David and Kimberly Hodgin, of Dickson, argue in court documents that the juvenile judge erred when he ordered that custody of Sonya McCaul be awarded to John McCaul, who lives in Nebraska.
The Hodgins say the judge mistakenly thought the law required him to award custody to the biological parent without consideration of the 9-year-old's best interest.
According to court documents, Sonya's biological parents split up shortly after she was born and John McCaul took custody. Later that year, Sonya's baby sitter needed to go to Tennessee to help an ill family member and she took Sonya with her, with McCaul's permission.
The Tennessee Department of Children's Services soon took custody of Sonya. She was placed in the Hodgin home the same month that McCaul was taken into federal custody, where he served seven-and-a-half years for unlawful transport of firearms.
In July 2006, the Kimberly and David Hodgin petitioned to terminate the parental rights of the biological parents and adopt Sonya. The biological mother did not object and her rights were terminated, but McCaul did object.
At the same time the Hodgins were trying to adopt Sonya, the Department of Children's Services was considering placing the child with her paternal grandmother. In August 2006, the grandmother's home was approved as suitable for the child. The grandmother filed a motion to intervene in the custody case.
The court dispute dragged on. After McCaul was released from prison, the Hodgins and McCaul agreed to slowly reintroduce him into Sonya's life with the assistance of a counselor. But after several months, that process broke down, and in January, McCaul filed a motion to return custody to him. A Dickson County Juvenile Court judge ruled in McCaul's favor and Sonya was transferred to McCaul, whom she had not seen since she was an infant, that same day.
At a Friday hearing, the Hodgins are asking the judge to overturn his previous decision, claiming it was based on a principal that gives superior custody rights to parents over non-parents. The Hodgins argue the "superior rights" doctrine applies only when custody is initially awarded, not where a custody arrangement already in place is being modified. In this case, they argue, the judge should have held a hearing to determine what arrangement was in Sonya's best interest before granting custody to McCaul.
The Hodgins also fault the Department of Children's Services for its handling of Sonya's case.
Department spokesman Rob Johnson issued a statement saying DCS "has worked hard to see that this child's needs have been met. We developed a transition plan and did our best to carry it out.
"We recognize that foster families often come to love the children who stay in their homes.

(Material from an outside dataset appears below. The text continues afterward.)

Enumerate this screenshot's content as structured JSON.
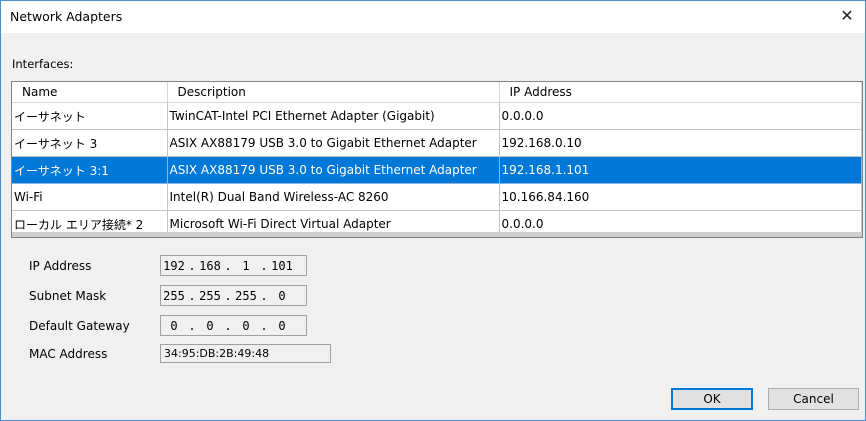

At the same time, birth families have the right to raise their children."
Johnson also said child welfare workers in Nebraska have reported that Sonya is doing "very well" there.